(Extracted material begins)
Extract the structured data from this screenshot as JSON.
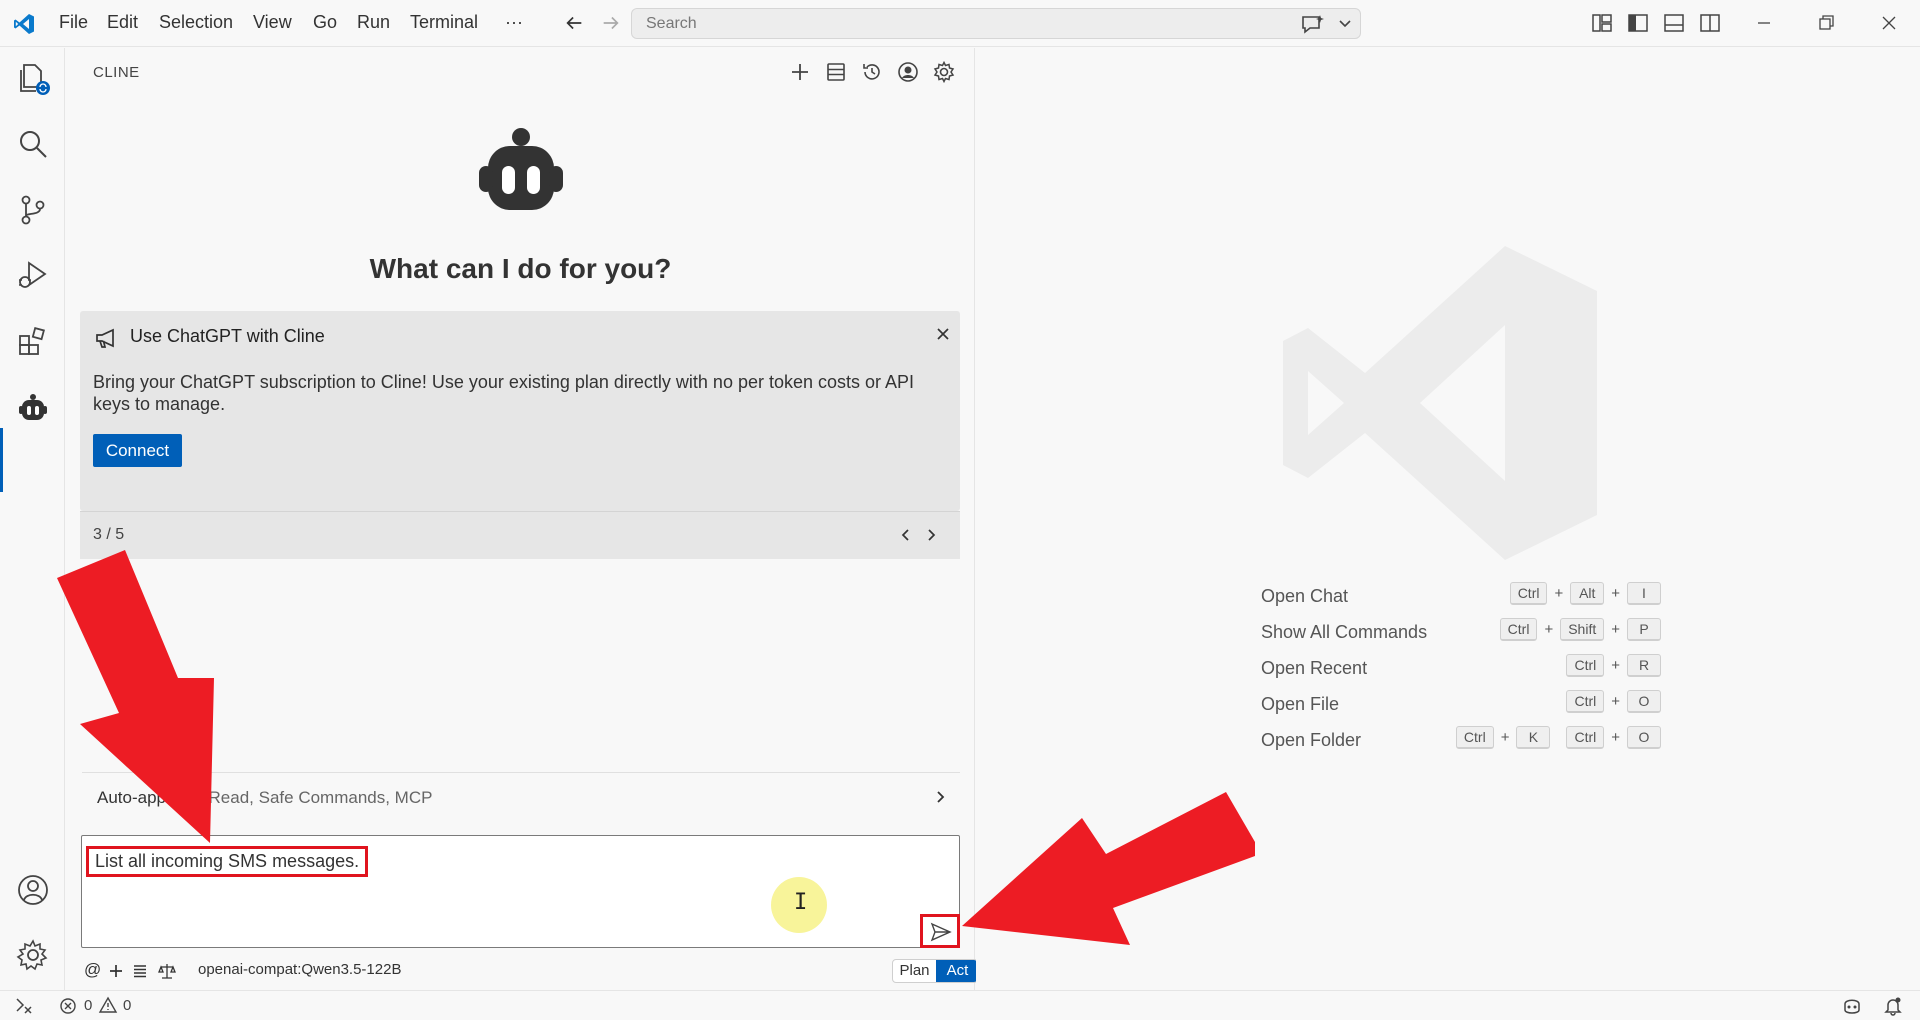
{
  "menu": {
    "file": "File",
    "edit": "Edit",
    "selection": "Selection",
    "view": "View",
    "go": "Go",
    "run": "Run",
    "terminal": "Terminal",
    "more": "···"
  },
  "search": {
    "placeholder": "Search"
  },
  "panel": {
    "title": "CLINE",
    "hero_title": "What can I do for you?"
  },
  "announcement": {
    "title": "Use ChatGPT with Cline",
    "body": "Bring your ChatGPT subscription to Cline! Use your existing plan directly with no per token costs or API keys to manage.",
    "button": "Connect",
    "pager": "3 / 5"
  },
  "auto_approve": {
    "label": "Auto-approve:",
    "value": "Read, Safe Commands, MCP"
  },
  "chat": {
    "input_value": "List all incoming SMS messages.",
    "model": "openai-compat:Qwen3.5-122B",
    "mode_plan": "Plan",
    "mode_act": "Act",
    "active_mode": "Act"
  },
  "shortcuts": [
    {
      "label": "Open Chat",
      "keys": [
        [
          "Ctrl",
          "Alt",
          "I"
        ]
      ]
    },
    {
      "label": "Show All Commands",
      "keys": [
        [
          "Ctrl",
          "Shift",
          "P"
        ]
      ]
    },
    {
      "label": "Open Recent",
      "keys": [
        [
          "Ctrl",
          "R"
        ]
      ]
    },
    {
      "label": "Open File",
      "keys": [
        [
          "Ctrl",
          "O"
        ]
      ]
    },
    {
      "label": "Open Folder",
      "keys": [
        [
          "Ctrl",
          "K"
        ],
        [
          "Ctrl",
          "O"
        ]
      ]
    }
  ],
  "status": {
    "errors": "0",
    "warnings": "0"
  },
  "colors": {
    "accent": "#005fb8",
    "annotation_red": "#e0141e"
  }
}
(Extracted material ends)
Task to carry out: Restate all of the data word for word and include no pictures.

Your solution:
Extract the structured data from this screenshot as JSON.
{
  "menu": {
    "file": "File",
    "edit": "Edit",
    "selection": "Selection",
    "view": "View",
    "go": "Go",
    "run": "Run",
    "terminal": "Terminal",
    "more": "···"
  },
  "search": {
    "placeholder": "Search"
  },
  "panel": {
    "title": "CLINE",
    "hero_title": "What can I do for you?"
  },
  "announcement": {
    "title": "Use ChatGPT with Cline",
    "body": "Bring your ChatGPT subscription to Cline! Use your existing plan directly with no per token costs or API keys to manage.",
    "button": "Connect",
    "pager": "3 / 5"
  },
  "auto_approve": {
    "label": "Auto-approve:",
    "value": "Read, Safe Commands, MCP"
  },
  "chat": {
    "input_value": "List all incoming SMS messages.",
    "model": "openai-compat:Qwen3.5-122B",
    "mode_plan": "Plan",
    "mode_act": "Act",
    "active_mode": "Act"
  },
  "shortcuts": [
    {
      "label": "Open Chat",
      "keys": [
        [
          "Ctrl",
          "Alt",
          "I"
        ]
      ]
    },
    {
      "label": "Show All Commands",
      "keys": [
        [
          "Ctrl",
          "Shift",
          "P"
        ]
      ]
    },
    {
      "label": "Open Recent",
      "keys": [
        [
          "Ctrl",
          "R"
        ]
      ]
    },
    {
      "label": "Open File",
      "keys": [
        [
          "Ctrl",
          "O"
        ]
      ]
    },
    {
      "label": "Open Folder",
      "keys": [
        [
          "Ctrl",
          "K"
        ],
        [
          "Ctrl",
          "O"
        ]
      ]
    }
  ],
  "status": {
    "errors": "0",
    "warnings": "0"
  },
  "colors": {
    "accent": "#005fb8",
    "annotation_red": "#e0141e"
  }
}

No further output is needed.